Bells were introduced in Russia almost simultaneously with the Baptism of the Rus in 988, coming to the eastern Slavs through western Europe. These bells were generally small and used in small sets of only two or three bells. By the fourteenth century, however, bell foundries had come into existence that produced very large bells. Large bells in Russia weighed up to 144,000 pounds. The largest bell then cast is the Tsar Bell which stands at the base of the bell tower of Ivan III Vasilevich (Ivan the Great) in the Moscow Kremlin. This bell weighs 288,000 pounds, but was never used, because it cracked in a fire when the scaffolding used to hang the bell burned.
Operation of bells in eastern Europe differed from that in the West. In the East the dapper strikes against a stationary bell. In the West the whole bell is swung while the clapper is stationary.
During Orthodox church services, bells are used at specific times. Bell ringing is used to announce and summon the faithful to divine services, to express the joy of the divine services of the Church, and for those not present at the services to announce the times of important moments in the services. Often the tolling of a bell is used to announce the death of important church and civil personalities.
In settings not pertaining to church services, bells are used to signal special occasions and announce assembly of faithful and citizens. In monastic settings bells may be used each day to awaken the monks and signal the daily routine of monasteries. Also, ringing of bells had been used often to alert inhabitants of towns and cities of approaching armies and attackers. A storied example of such a use is the large bell at St Sophia Cathedral in Novgorod, Russia, that was used to warn of the approach of Ivan the Terrible's army to the city. Angry at its use, the tyrant had the bell punished by having one of the ears, used to hang the bell, cut off so that it could no longer be hung and rung.

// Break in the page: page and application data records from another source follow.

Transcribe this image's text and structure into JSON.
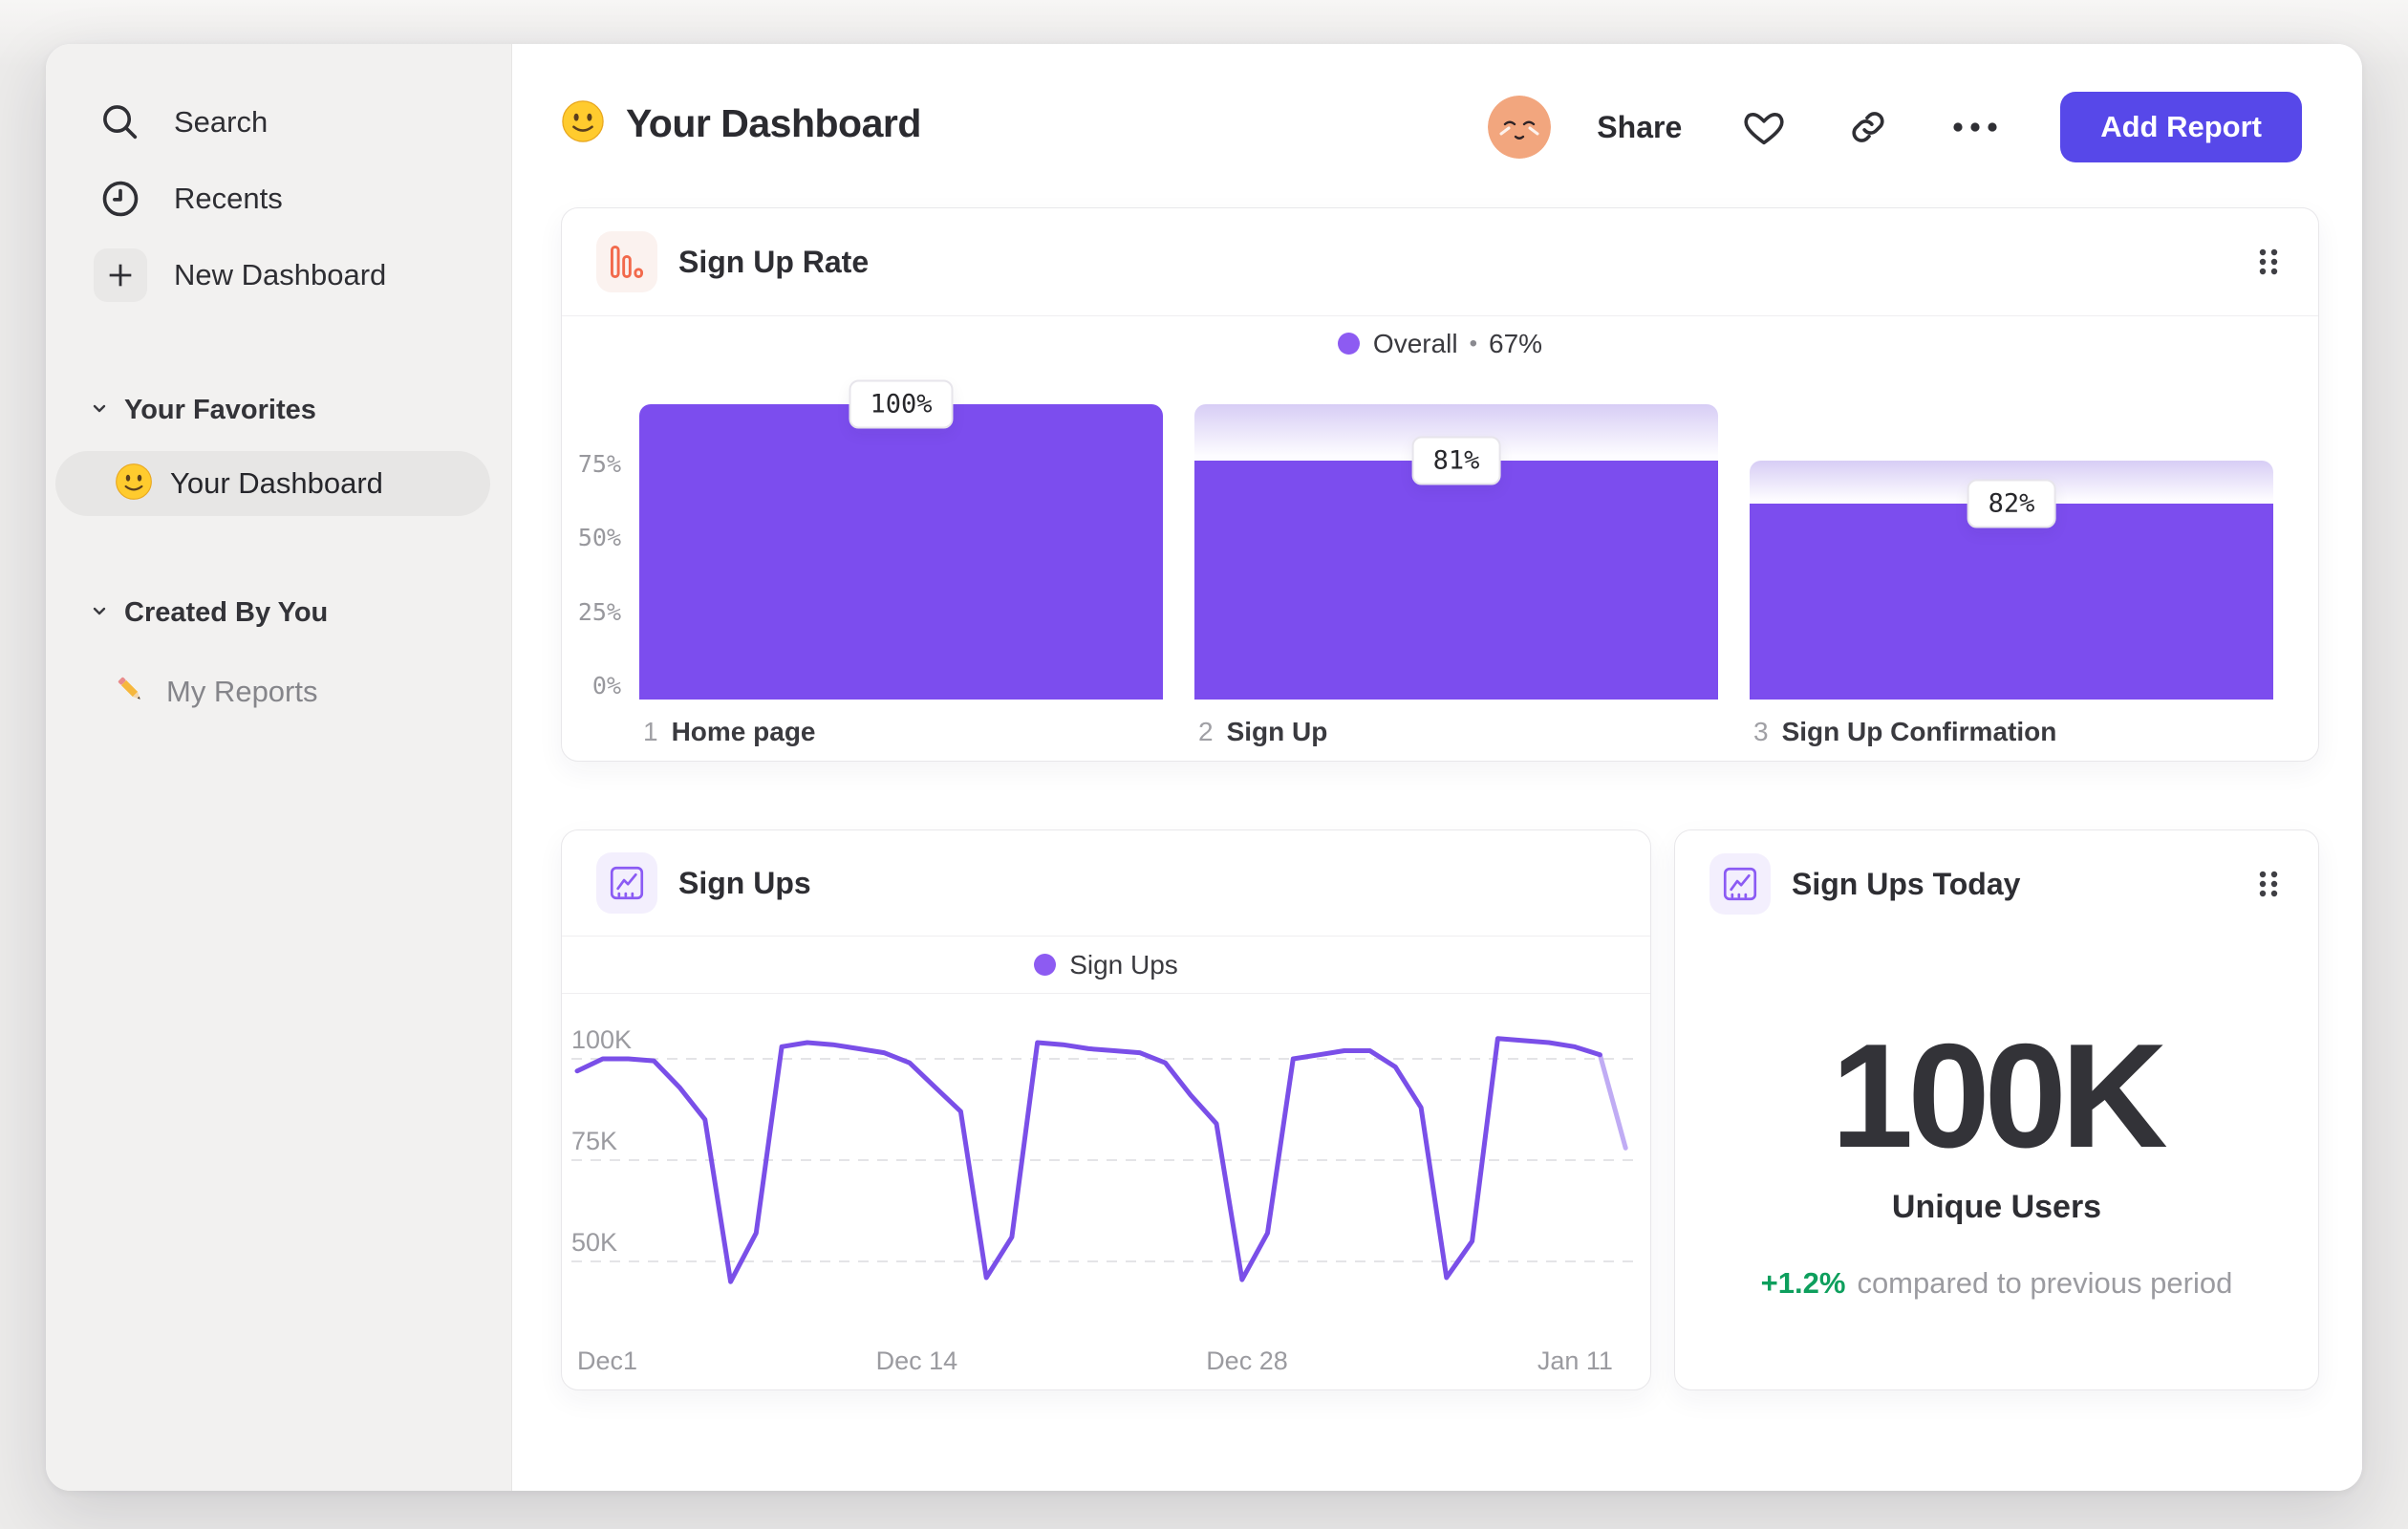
{
  "sidebar": {
    "items": [
      {
        "label": "Search"
      },
      {
        "label": "Recents"
      },
      {
        "label": "New Dashboard"
      }
    ],
    "sections": [
      {
        "header": "Your Favorites",
        "items": [
          {
            "label": "Your Dashboard",
            "active": true
          }
        ]
      },
      {
        "header": "Created By You",
        "items": [
          {
            "label": "My Reports",
            "active": false
          }
        ]
      }
    ]
  },
  "header": {
    "title": "Your Dashboard",
    "share_label": "Share",
    "add_report_label": "Add Report"
  },
  "cards": {
    "signup_rate": {
      "title": "Sign Up Rate"
    },
    "sign_ups": {
      "title": "Sign Ups"
    },
    "today": {
      "title": "Sign Ups Today",
      "value": "100K",
      "label": "Unique Users",
      "delta": "+1.2%",
      "delta_text": "compared to previous period"
    }
  },
  "chart_data": [
    {
      "type": "bar",
      "title": "Sign Up Rate",
      "legend": {
        "name": "Overall",
        "separator": "•",
        "value": "67%"
      },
      "yticks": [
        "75%",
        "50%",
        "25%",
        "0%"
      ],
      "ylim": [
        0,
        100
      ],
      "steps": [
        {
          "num": "1",
          "label": "Home page",
          "value_label": "100%",
          "height_pct": 100,
          "prev_pct": 100
        },
        {
          "num": "2",
          "label": "Sign Up",
          "value_label": "81%",
          "height_pct": 81,
          "prev_pct": 100
        },
        {
          "num": "3",
          "label": "Sign Up Confirmation",
          "value_label": "82%",
          "height_pct": 66.4,
          "prev_pct": 81
        }
      ],
      "colors": {
        "bar": "#7C4DEE",
        "cap_top": "#D7CDF5"
      }
    },
    {
      "type": "line",
      "title": "Sign Ups",
      "legend": {
        "name": "Sign Ups"
      },
      "unit": "K",
      "yticks": [
        {
          "label": "100K",
          "value": 100
        },
        {
          "label": "75K",
          "value": 75
        },
        {
          "label": "50K",
          "value": 50
        }
      ],
      "x_ticks": [
        {
          "label": "Dec1",
          "frac": 0.0,
          "align": "left"
        },
        {
          "label": "Dec 14",
          "frac": 0.324,
          "align": "center"
        },
        {
          "label": "Dec 28",
          "frac": 0.639,
          "align": "center"
        },
        {
          "label": "Jan 11",
          "frac": 0.952,
          "align": "center"
        }
      ],
      "series": [
        {
          "name": "Sign Ups",
          "values": [
            97,
            100,
            100,
            99.5,
            93,
            85,
            45,
            57,
            103,
            104,
            103.5,
            102.5,
            101.5,
            99,
            93,
            87,
            46,
            56,
            104,
            103.5,
            102.5,
            102,
            101.5,
            99,
            91,
            84,
            45.5,
            57,
            100,
            101,
            102,
            102,
            98,
            88,
            46,
            55,
            105,
            104.5,
            104,
            103,
            101,
            78
          ],
          "projected_last_n": 1
        }
      ],
      "colors": {
        "line": "#7A4FE8",
        "line_light": "#C0ACF4",
        "grid": "#E4E4E7"
      }
    }
  ]
}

The Ushers of Holy Resurrection Orthodox Church greet people as they arrive at church. They also welcome visitors, provide assistance, care for the proskinitaria (candle areas), and administer the collection of offerings. These faithful ushers perform a valuable service for our church.